Guymon said the endoscopy results had been a blow to the Harding family, which "had been hoping to get some better news.
"This means she is still in a very touch-and-go situation and she remains closely monitored by doctors. There's been no signs of improvement; this is still very much a life-threatening situation," Guymon said.
Meanwhile, South Jordan police remained tight-lipped about what they had learned about how the chemical a lye-based product known as Clean Force Fryer Cleaner got into the sweet tea mix. Early on, police had indicated the substance may have been confused with sugar by a Dickey's employee.
On Friday, however, SJPD spokesman Sam Winkler would not confirm if that still was investigators' working premise.
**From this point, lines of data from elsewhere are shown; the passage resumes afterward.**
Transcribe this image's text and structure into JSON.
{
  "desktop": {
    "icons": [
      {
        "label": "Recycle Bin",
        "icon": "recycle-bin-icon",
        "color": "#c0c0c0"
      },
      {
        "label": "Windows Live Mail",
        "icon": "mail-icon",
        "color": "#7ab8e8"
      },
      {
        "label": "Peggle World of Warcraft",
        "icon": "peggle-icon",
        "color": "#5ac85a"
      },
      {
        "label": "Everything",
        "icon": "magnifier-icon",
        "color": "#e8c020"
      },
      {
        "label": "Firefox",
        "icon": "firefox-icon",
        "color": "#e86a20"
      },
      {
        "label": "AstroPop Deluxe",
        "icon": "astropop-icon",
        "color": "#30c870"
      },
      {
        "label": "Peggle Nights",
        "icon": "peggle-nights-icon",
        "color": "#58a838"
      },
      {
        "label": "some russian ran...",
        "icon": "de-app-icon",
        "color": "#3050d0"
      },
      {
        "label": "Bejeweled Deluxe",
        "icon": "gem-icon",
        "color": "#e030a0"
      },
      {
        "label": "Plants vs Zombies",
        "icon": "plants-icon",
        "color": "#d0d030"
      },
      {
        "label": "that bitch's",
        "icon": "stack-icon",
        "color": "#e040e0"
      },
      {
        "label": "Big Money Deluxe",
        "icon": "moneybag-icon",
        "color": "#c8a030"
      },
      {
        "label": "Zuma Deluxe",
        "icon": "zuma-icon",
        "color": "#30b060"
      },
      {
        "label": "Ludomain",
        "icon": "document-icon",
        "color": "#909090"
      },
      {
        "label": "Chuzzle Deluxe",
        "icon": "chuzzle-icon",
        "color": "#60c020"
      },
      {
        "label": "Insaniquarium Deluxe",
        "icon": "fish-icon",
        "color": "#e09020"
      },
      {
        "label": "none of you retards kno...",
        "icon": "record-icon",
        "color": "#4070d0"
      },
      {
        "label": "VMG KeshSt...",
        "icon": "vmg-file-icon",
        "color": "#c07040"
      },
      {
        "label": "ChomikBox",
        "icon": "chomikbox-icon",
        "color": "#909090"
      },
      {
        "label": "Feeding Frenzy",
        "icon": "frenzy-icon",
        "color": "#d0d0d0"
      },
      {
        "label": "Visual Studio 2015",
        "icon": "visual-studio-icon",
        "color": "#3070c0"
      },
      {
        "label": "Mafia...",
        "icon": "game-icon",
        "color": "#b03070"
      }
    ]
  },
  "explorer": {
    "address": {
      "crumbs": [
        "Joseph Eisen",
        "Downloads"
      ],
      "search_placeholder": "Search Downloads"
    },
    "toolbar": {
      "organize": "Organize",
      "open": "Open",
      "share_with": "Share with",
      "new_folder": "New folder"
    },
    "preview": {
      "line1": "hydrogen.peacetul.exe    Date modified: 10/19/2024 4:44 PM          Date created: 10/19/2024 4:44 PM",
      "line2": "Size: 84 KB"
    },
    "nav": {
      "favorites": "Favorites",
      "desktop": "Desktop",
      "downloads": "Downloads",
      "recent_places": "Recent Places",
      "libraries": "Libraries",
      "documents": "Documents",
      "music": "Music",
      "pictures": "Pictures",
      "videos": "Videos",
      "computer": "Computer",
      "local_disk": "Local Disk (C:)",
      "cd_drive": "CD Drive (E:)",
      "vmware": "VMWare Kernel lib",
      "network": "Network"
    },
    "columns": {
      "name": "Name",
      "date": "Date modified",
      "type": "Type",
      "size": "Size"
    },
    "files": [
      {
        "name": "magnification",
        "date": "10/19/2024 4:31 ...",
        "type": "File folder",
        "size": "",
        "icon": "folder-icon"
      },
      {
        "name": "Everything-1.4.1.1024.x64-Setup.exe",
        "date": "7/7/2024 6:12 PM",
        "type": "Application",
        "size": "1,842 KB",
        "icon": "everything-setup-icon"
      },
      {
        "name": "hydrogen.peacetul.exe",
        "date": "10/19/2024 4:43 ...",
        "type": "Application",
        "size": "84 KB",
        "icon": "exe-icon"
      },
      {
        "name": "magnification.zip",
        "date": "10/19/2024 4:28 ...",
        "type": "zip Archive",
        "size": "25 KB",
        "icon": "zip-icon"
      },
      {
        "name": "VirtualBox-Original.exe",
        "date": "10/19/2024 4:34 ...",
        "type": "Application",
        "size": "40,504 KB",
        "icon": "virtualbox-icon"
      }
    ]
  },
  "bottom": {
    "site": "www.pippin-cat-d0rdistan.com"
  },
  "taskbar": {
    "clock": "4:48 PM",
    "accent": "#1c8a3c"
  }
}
All he would say was that he had nothing to release for now, though Winkler added, "We will have more information on Monday."
Guymon would not speculate on whether the investigation may have taken a more sinister turn, though he said he suspected the eventual police report may "contain some surprises." He would not elaborate.
Winkler had said earlier this week that in addition to talking with managers and employees, detectives would be reviewing the restaurant's video security camera footage for clues.
Harding was eating at the restaurant about 1 p.m. Sunday when she poured a glass of sweet tea from the self-service beverage bar. One sip later, her mouth and throat began burning, even after she attempted to spit out the tea.
Her husband rushed her to a nearby hospital, from where she was flown to the burn unit in Salt Lake City.
Though representing the family, Guymon said the Harding family had made no decision yet on whether to sue Dickey's.
The South Jordan restaurant's owner, John Thomson, has declined to discuss the incident other than to state that Harding is in his prayers, and that he and his staff are committed to fully cooperating with the investigation.